• Problem description:
Report the count of lines with "time" in the data below, and no other words.
╭─ Exercise materials
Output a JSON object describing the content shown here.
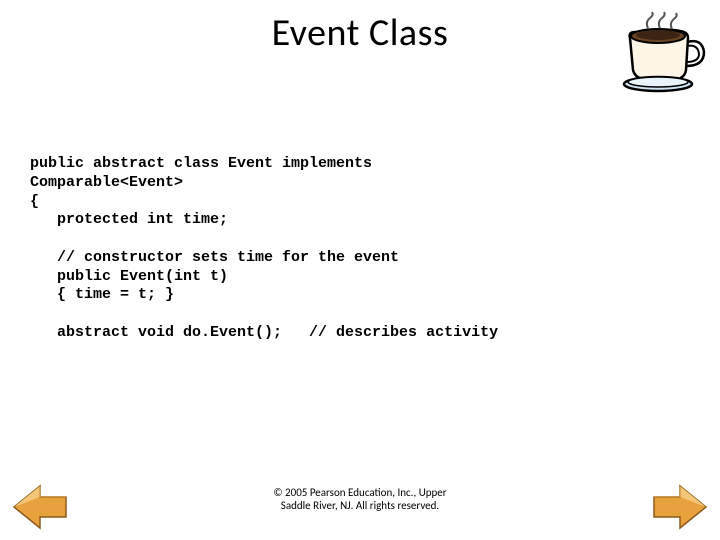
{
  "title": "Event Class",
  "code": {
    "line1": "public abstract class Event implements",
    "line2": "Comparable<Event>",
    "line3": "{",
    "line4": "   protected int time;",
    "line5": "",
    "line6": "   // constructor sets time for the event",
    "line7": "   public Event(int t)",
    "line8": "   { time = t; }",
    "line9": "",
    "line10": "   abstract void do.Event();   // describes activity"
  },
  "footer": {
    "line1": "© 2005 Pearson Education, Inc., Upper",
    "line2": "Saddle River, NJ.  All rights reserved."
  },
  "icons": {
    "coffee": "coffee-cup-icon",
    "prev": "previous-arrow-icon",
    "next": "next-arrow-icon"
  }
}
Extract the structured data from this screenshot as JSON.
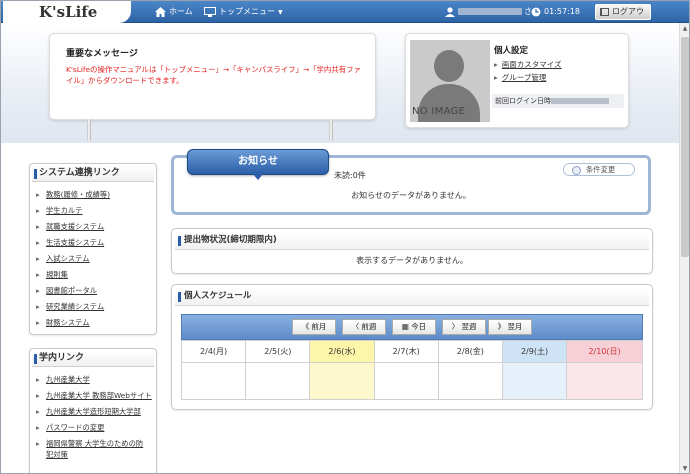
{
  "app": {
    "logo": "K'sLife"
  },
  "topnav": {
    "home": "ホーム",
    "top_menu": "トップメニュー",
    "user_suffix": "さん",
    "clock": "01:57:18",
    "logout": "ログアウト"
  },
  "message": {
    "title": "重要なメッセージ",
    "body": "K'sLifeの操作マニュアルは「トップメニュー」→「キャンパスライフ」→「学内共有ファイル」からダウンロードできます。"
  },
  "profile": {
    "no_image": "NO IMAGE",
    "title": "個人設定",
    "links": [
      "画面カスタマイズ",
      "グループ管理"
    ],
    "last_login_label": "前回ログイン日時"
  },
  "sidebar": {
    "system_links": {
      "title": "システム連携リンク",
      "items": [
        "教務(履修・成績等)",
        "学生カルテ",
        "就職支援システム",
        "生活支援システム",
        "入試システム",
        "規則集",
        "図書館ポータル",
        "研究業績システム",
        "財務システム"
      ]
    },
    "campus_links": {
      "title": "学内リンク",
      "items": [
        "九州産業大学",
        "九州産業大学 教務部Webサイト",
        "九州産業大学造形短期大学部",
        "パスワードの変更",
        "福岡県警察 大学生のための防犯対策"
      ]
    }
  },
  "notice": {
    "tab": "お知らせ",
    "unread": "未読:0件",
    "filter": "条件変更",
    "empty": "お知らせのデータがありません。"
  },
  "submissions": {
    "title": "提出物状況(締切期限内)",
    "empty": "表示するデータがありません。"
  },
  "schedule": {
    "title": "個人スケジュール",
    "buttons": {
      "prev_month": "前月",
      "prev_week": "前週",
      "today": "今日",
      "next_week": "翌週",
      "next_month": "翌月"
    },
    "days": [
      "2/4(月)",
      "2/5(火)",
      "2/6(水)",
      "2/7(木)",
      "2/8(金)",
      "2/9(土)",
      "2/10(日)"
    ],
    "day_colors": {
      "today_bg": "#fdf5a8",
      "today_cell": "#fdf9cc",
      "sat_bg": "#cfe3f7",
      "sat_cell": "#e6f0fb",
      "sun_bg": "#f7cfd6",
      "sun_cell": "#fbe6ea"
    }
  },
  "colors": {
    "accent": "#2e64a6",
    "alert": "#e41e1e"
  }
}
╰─
• Answer to this task:
3